I completed a post graduate course in autism from Sheffield Hallam University. Seeing people flourish is so rewarding that I would describe it as an addiction. I knew I had to go into teaching to get more of a fix!
I did my PGCE with University of Greenwich and carried out my teaching placement at NewVIc and I can attribute all the professional knowledge I have gained to the foundation learning team who supported me from then and beyond. I have always enjoyed supporting colleagues informally to develop their careers so I have enjoyed being a mentor to a PGCE student and hope to mentor many more.
What do you enjoy about being an English teacher?
I embed literacy into every subject I teach. Being literate is such an important skill which many of us take for granted. The students I teach in foundation learning often start college with a weak foundation in literacy. This puts them at a disadvantage in many ways and I feel it is an incredibly important part of my job to safeguard students and help them to become as confident as possible with reading and writing as a way to understand the world.
What made you want to join the foundation learning department?
I was drawn towards working with the foundation learning department due to the nature of the students who study at this level and the opportunity to teach a variety of subjects at different levels.
This year I set up the Connect Club for Neurodiverse students, to help them settle into college life and improve their communication and social skills as well as their self-confidence. The hope is that this will then enable them to flourish in other areas and that it will support their general wellbeing.
I am also carrying out a research project in conjunction with Greenwich University to measure the impact the Connect Club has on the students’ wellbeing.
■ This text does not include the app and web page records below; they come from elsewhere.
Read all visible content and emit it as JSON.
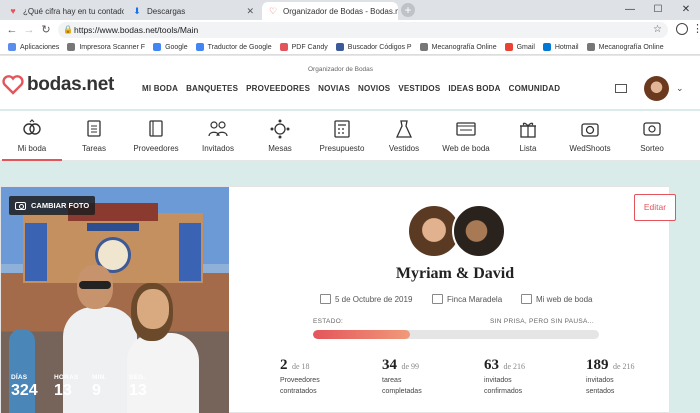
{
  "browser": {
    "tabs": [
      {
        "label": "¿Qué cifra hay en tu contador h",
        "active": false
      },
      {
        "label": "Descargas",
        "active": false
      },
      {
        "label": "Organizador de Bodas - Bodas.ne",
        "active": true
      }
    ],
    "url": "https://www.bodas.net/tools/Main",
    "bookmarks": [
      {
        "label": "Aplicaciones",
        "color": "#5b8def"
      },
      {
        "label": "Impresora Scanner F",
        "color": "#777777"
      },
      {
        "label": "Google",
        "color": "#4285f4"
      },
      {
        "label": "Traductor de Google",
        "color": "#4285f4"
      },
      {
        "label": "PDF Candy",
        "color": "#e4555b"
      },
      {
        "label": "Buscador Códigos P",
        "color": "#3a5a9a"
      },
      {
        "label": "Mecanografía Online",
        "color": "#777777"
      },
      {
        "label": "Gmail",
        "color": "#ea4335"
      },
      {
        "label": "Hotmail",
        "color": "#0078d4"
      },
      {
        "label": "Mecanografía Online",
        "color": "#777777"
      }
    ]
  },
  "site": {
    "logo_text": "bodas.net",
    "tagline": "Organizador de Bodas",
    "nav": [
      "MI BODA",
      "BANQUETES",
      "PROVEEDORES",
      "NOVIAS",
      "NOVIOS",
      "VESTIDOS",
      "IDEAS BODA",
      "COMUNIDAD"
    ]
  },
  "tools": [
    {
      "label": "Mi boda",
      "icon": "rings-icon",
      "active": true
    },
    {
      "label": "Tareas",
      "icon": "checklist-icon",
      "active": false
    },
    {
      "label": "Proveedores",
      "icon": "book-icon",
      "active": false
    },
    {
      "label": "Invitados",
      "icon": "guests-icon",
      "active": false
    },
    {
      "label": "Mesas",
      "icon": "table-icon",
      "active": false
    },
    {
      "label": "Presupuesto",
      "icon": "calculator-icon",
      "active": false
    },
    {
      "label": "Vestidos",
      "icon": "dress-icon",
      "active": false
    },
    {
      "label": "Web de boda",
      "icon": "web-icon",
      "active": false
    },
    {
      "label": "Lista",
      "icon": "gift-icon",
      "active": false
    },
    {
      "label": "WedShoots",
      "icon": "camera-icon",
      "active": false
    },
    {
      "label": "Sorteo",
      "icon": "ticket-icon",
      "active": false
    }
  ],
  "hero": {
    "change_photo": "CAMBIAR FOTO",
    "countdown": [
      {
        "label": "DÍAS",
        "value": "324"
      },
      {
        "label": "HORAS",
        "value": "13"
      },
      {
        "label": "MIN.",
        "value": "9"
      },
      {
        "label": "SEG.",
        "value": "13"
      }
    ],
    "edit": "Editar",
    "couple": "Myriam & David",
    "date": "5 de Octubre de 2019",
    "venue": "Finca Maradela",
    "web_link": "Mi web de boda",
    "status_label": "ESTADO:",
    "status_text": "SIN PRISA, PERO SIN PAUSA...",
    "progress_fraction": 0.34
  },
  "stats": [
    {
      "value": "2",
      "total": "de 18",
      "label1": "Proveedores",
      "label2": "contratados"
    },
    {
      "value": "34",
      "total": "de 99",
      "label1": "tareas",
      "label2": "completadas"
    },
    {
      "value": "63",
      "total": "de 216",
      "label1": "invitados",
      "label2": "confirmados"
    },
    {
      "value": "189",
      "total": "de 216",
      "label1": "invitados",
      "label2": "sentados"
    }
  ],
  "colors": {
    "accent": "#e4555b",
    "background": "#d9ece9"
  }
}
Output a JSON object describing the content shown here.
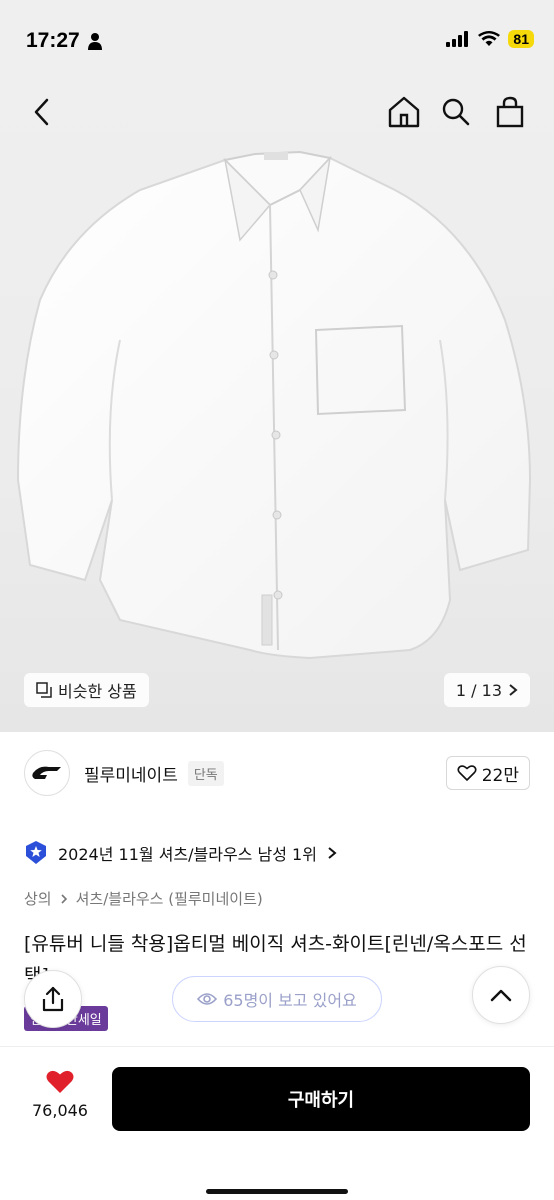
{
  "status": {
    "time": "17:27",
    "battery": "81",
    "icons": [
      "person-icon",
      "signal-icon",
      "wifi-icon"
    ]
  },
  "header": {
    "icons": [
      "back-icon",
      "home-icon",
      "search-icon",
      "shopping-bag-icon"
    ]
  },
  "gallery": {
    "similar_label": "비슷한 상품",
    "page_indicator": "1 / 13"
  },
  "brand": {
    "name": "필루미네이트",
    "tag": "단독",
    "likes": "22만"
  },
  "ranking": {
    "text": "2024년 11월 셔츠/블라우스 남성 1위"
  },
  "category": {
    "level1": "상의",
    "level2": "셔츠/블라우스 (필루미네이트)"
  },
  "product": {
    "title": "[유튜버 니들 착용]옵티멀 베이직 셔츠-화이트[린넨/옥스포드 선택]",
    "badge": "연말결산세일"
  },
  "overlay": {
    "viewers": "65명이 보고 있어요"
  },
  "footer": {
    "wish_count": "76,046",
    "buy_label": "구매하기"
  },
  "colors": {
    "heart": "#e0202b",
    "badge": "#6a3b9b",
    "battery": "#f5d90a",
    "buy_button": "#000000"
  }
}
I am hoping this research will enable me to help the college to become an even more inclusive environment.
What about student progression?
Seeing my students progress makes me feel so proud. Many of our foundation learning students progress internally to level two and three courses and have gone onto university and employment after leaving NewVIc.
I feel a real privilege to be part of my students’ learning journeys and get excited when they get back in touch to let me know how they are doing. Many tell me that it was because of the support and teaching they received at college that they are where they are today; this makes the long commute into work and the difficult days all worthwhile. I love my job and I wouldn’t do anything else.
Find out more at newvic.ac.uk.